DATA SUPPLIED Block Start

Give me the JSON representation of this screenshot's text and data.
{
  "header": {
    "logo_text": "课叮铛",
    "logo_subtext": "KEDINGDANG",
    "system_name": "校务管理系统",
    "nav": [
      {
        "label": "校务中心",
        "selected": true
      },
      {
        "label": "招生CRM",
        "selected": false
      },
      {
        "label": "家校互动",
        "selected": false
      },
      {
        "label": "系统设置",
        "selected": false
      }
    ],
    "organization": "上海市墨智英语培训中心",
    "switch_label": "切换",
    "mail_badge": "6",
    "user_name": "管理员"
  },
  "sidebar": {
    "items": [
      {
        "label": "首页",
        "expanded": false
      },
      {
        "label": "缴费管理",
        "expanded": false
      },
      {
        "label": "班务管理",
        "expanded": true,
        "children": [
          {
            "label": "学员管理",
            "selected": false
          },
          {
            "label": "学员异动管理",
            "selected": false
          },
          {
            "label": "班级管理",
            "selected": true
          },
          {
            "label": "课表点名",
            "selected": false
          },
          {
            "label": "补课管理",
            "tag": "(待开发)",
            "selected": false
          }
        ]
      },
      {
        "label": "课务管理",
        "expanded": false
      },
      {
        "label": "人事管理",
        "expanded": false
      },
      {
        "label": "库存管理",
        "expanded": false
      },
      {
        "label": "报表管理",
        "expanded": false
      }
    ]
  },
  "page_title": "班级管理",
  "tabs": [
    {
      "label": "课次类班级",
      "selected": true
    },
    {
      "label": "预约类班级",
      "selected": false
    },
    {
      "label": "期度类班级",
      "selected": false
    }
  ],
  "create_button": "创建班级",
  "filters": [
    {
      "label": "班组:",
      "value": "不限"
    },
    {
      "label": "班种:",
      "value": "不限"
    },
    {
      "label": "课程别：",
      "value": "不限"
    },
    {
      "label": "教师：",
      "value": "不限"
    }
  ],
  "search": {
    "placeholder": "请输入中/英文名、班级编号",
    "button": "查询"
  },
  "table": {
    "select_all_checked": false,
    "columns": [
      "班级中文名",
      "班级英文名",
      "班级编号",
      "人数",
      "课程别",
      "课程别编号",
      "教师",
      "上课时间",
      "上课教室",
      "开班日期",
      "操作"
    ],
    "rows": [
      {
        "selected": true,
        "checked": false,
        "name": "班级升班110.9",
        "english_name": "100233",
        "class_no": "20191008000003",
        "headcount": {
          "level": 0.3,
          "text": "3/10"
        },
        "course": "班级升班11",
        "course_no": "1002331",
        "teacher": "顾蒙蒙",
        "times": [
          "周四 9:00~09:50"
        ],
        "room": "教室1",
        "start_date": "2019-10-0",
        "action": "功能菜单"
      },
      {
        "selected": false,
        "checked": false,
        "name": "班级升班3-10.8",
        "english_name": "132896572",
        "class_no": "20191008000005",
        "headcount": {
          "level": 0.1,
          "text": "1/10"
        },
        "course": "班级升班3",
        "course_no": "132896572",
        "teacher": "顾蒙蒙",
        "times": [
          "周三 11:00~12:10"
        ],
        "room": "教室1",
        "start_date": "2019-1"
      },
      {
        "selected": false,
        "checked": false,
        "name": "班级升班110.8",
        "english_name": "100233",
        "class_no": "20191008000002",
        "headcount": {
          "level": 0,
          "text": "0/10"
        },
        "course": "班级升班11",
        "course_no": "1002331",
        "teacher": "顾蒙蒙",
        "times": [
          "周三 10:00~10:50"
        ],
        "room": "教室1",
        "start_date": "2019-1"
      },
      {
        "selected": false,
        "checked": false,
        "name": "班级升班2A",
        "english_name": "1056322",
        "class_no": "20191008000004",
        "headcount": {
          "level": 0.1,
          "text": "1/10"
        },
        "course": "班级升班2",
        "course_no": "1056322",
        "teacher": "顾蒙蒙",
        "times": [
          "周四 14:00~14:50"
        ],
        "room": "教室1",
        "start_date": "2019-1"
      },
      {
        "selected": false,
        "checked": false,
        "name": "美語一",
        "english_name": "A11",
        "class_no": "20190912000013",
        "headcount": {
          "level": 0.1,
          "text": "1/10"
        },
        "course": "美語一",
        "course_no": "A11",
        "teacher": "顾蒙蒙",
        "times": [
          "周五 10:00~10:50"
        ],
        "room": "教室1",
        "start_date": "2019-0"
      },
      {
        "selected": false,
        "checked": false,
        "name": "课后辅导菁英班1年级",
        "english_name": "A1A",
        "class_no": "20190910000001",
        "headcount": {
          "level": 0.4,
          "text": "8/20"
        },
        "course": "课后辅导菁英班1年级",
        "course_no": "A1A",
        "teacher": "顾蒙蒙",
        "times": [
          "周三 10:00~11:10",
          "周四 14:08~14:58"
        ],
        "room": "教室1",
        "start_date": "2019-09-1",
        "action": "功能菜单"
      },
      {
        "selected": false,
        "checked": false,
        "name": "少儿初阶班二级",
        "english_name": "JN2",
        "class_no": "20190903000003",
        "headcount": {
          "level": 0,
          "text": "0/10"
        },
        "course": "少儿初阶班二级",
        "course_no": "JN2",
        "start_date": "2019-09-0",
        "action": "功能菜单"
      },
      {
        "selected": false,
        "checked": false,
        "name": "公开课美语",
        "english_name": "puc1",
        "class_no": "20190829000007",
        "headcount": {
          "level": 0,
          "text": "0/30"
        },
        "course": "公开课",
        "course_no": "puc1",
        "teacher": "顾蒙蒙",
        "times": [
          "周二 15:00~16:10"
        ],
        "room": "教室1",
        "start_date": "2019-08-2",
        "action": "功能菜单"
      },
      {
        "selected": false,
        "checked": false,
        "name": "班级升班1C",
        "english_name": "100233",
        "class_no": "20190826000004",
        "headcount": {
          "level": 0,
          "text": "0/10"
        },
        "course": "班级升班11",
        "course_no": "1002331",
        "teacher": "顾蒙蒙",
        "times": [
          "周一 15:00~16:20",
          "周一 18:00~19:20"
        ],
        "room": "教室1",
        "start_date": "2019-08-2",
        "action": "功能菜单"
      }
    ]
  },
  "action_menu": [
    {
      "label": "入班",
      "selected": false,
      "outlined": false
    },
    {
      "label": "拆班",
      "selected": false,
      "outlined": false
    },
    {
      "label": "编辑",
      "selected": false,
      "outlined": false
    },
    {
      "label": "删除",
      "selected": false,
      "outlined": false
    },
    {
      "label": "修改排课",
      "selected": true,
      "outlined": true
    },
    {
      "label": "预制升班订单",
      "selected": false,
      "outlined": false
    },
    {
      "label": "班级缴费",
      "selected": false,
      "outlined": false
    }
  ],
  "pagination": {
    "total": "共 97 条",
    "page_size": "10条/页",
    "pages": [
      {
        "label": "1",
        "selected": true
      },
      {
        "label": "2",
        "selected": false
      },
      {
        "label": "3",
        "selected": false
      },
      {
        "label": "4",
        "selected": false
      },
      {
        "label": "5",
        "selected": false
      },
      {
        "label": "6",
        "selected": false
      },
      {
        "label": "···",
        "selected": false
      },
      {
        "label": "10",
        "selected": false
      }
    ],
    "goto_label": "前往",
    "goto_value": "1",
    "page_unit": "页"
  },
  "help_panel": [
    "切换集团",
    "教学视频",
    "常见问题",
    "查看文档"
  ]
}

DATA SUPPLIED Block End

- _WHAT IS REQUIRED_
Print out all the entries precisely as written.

- _RESULT OF THIS TASK_
Give me the JSON representation of this screenshot's text and data.
{
  "header": {
    "logo_text": "课叮铛",
    "logo_subtext": "KEDINGDANG",
    "system_name": "校务管理系统",
    "nav": [
      {
        "label": "校务中心",
        "selected": true
      },
      {
        "label": "招生CRM",
        "selected": false
      },
      {
        "label": "家校互动",
        "selected": false
      },
      {
        "label": "系统设置",
        "selected": false
      }
    ],
    "organization": "上海市墨智英语培训中心",
    "switch_label": "切换",
    "mail_badge": "6",
    "user_name": "管理员"
  },
  "sidebar": {
    "items": [
      {
        "label": "首页",
        "expanded": false
      },
      {
        "label": "缴费管理",
        "expanded": false
      },
      {
        "label": "班务管理",
        "expanded": true,
        "children": [
          {
            "label": "学员管理",
            "selected": false
          },
          {
            "label": "学员异动管理",
            "selected": false
          },
          {
            "label": "班级管理",
            "selected": true
          },
          {
            "label": "课表点名",
            "selected": false
          },
          {
            "label": "补课管理",
            "tag": "(待开发)",
            "selected": false
          }
        ]
      },
      {
        "label": "课务管理",
        "expanded": false
      },
      {
        "label": "人事管理",
        "expanded": false
      },
      {
        "label": "库存管理",
        "expanded": false
      },
      {
        "label": "报表管理",
        "expanded": false
      }
    ]
  },
  "page_title": "班级管理",
  "tabs": [
    {
      "label": "课次类班级",
      "selected": true
    },
    {
      "label": "预约类班级",
      "selected": false
    },
    {
      "label": "期度类班级",
      "selected": false
    }
  ],
  "create_button": "创建班级",
  "filters": [
    {
      "label": "班组:",
      "value": "不限"
    },
    {
      "label": "班种:",
      "value": "不限"
    },
    {
      "label": "课程别：",
      "value": "不限"
    },
    {
      "label": "教师：",
      "value": "不限"
    }
  ],
  "search": {
    "placeholder": "请输入中/英文名、班级编号",
    "button": "查询"
  },
  "table": {
    "select_all_checked": false,
    "columns": [
      "班级中文名",
      "班级英文名",
      "班级编号",
      "人数",
      "课程别",
      "课程别编号",
      "教师",
      "上课时间",
      "上课教室",
      "开班日期",
      "操作"
    ],
    "rows": [
      {
        "selected": true,
        "checked": false,
        "name": "班级升班110.9",
        "english_name": "100233",
        "class_no": "20191008000003",
        "headcount": {
          "level": 0.3,
          "text": "3/10"
        },
        "course": "班级升班11",
        "course_no": "1002331",
        "teacher": "顾蒙蒙",
        "times": [
          "周四 9:00~09:50"
        ],
        "room": "教室1",
        "start_date": "2019-10-0",
        "action": "功能菜单"
      },
      {
        "selected": false,
        "checked": false,
        "name": "班级升班3-10.8",
        "english_name": "132896572",
        "class_no": "20191008000005",
        "headcount": {
          "level": 0.1,
          "text": "1/10"
        },
        "course": "班级升班3",
        "course_no": "132896572",
        "teacher": "顾蒙蒙",
        "times": [
          "周三 11:00~12:10"
        ],
        "room": "教室1",
        "start_date": "2019-1"
      },
      {
        "selected": false,
        "checked": false,
        "name": "班级升班110.8",
        "english_name": "100233",
        "class_no": "20191008000002",
        "headcount": {
          "level": 0,
          "text": "0/10"
        },
        "course": "班级升班11",
        "course_no": "1002331",
        "teacher": "顾蒙蒙",
        "times": [
          "周三 10:00~10:50"
        ],
        "room": "教室1",
        "start_date": "2019-1"
      },
      {
        "selected": false,
        "checked": false,
        "name": "班级升班2A",
        "english_name": "1056322",
        "class_no": "20191008000004",
        "headcount": {
          "level": 0.1,
          "text": "1/10"
        },
        "course": "班级升班2",
        "course_no": "1056322",
        "teacher": "顾蒙蒙",
        "times": [
          "周四 14:00~14:50"
        ],
        "room": "教室1",
        "start_date": "2019-1"
      },
      {
        "selected": false,
        "checked": false,
        "name": "美語一",
        "english_name": "A11",
        "class_no": "20190912000013",
        "headcount": {
          "level": 0.1,
          "text": "1/10"
        },
        "course": "美語一",
        "course_no": "A11",
        "teacher": "顾蒙蒙",
        "times": [
          "周五 10:00~10:50"
        ],
        "room": "教室1",
        "start_date": "2019-0"
      },
      {
        "selected": false,
        "checked": false,
        "name": "课后辅导菁英班1年级",
        "english_name": "A1A",
        "class_no": "20190910000001",
        "headcount": {
          "level": 0.4,
          "text": "8/20"
        },
        "course": "课后辅导菁英班1年级",
        "course_no": "A1A",
        "teacher": "顾蒙蒙",
        "times": [
          "周三 10:00~11:10",
          "周四 14:08~14:58"
        ],
        "room": "教室1",
        "start_date": "2019-09-1",
        "action": "功能菜单"
      },
      {
        "selected": false,
        "checked": false,
        "name": "少儿初阶班二级",
        "english_name": "JN2",
        "class_no": "20190903000003",
        "headcount": {
          "level": 0,
          "text": "0/10"
        },
        "course": "少儿初阶班二级",
        "course_no": "JN2",
        "start_date": "2019-09-0",
        "action": "功能菜单"
      },
      {
        "selected": false,
        "checked": false,
        "name": "公开课美语",
        "english_name": "puc1",
        "class_no": "20190829000007",
        "headcount": {
          "level": 0,
          "text": "0/30"
        },
        "course": "公开课",
        "course_no": "puc1",
        "teacher": "顾蒙蒙",
        "times": [
          "周二 15:00~16:10"
        ],
        "room": "教室1",
        "start_date": "2019-08-2",
        "action": "功能菜单"
      },
      {
        "selected": false,
        "checked": false,
        "name": "班级升班1C",
        "english_name": "100233",
        "class_no": "20190826000004",
        "headcount": {
          "level": 0,
          "text": "0/10"
        },
        "course": "班级升班11",
        "course_no": "1002331",
        "teacher": "顾蒙蒙",
        "times": [
          "周一 15:00~16:20",
          "周一 18:00~19:20"
        ],
        "room": "教室1",
        "start_date": "2019-08-2",
        "action": "功能菜单"
      }
    ]
  },
  "action_menu": [
    {
      "label": "入班",
      "selected": false,
      "outlined": false
    },
    {
      "label": "拆班",
      "selected": false,
      "outlined": false
    },
    {
      "label": "编辑",
      "selected": false,
      "outlined": false
    },
    {
      "label": "删除",
      "selected": false,
      "outlined": false
    },
    {
      "label": "修改排课",
      "selected": true,
      "outlined": true
    },
    {
      "label": "预制升班订单",
      "selected": false,
      "outlined": false
    },
    {
      "label": "班级缴费",
      "selected": false,
      "outlined": false
    }
  ],
  "pagination": {
    "total": "共 97 条",
    "page_size": "10条/页",
    "pages": [
      {
        "label": "1",
        "selected": true
      },
      {
        "label": "2",
        "selected": false
      },
      {
        "label": "3",
        "selected": false
      },
      {
        "label": "4",
        "selected": false
      },
      {
        "label": "5",
        "selected": false
      },
      {
        "label": "6",
        "selected": false
      },
      {
        "label": "···",
        "selected": false
      },
      {
        "label": "10",
        "selected": false
      }
    ],
    "goto_label": "前往",
    "goto_value": "1",
    "page_unit": "页"
  },
  "help_panel": [
    "切换集团",
    "教学视频",
    "常见问题",
    "查看文档"
  ]
}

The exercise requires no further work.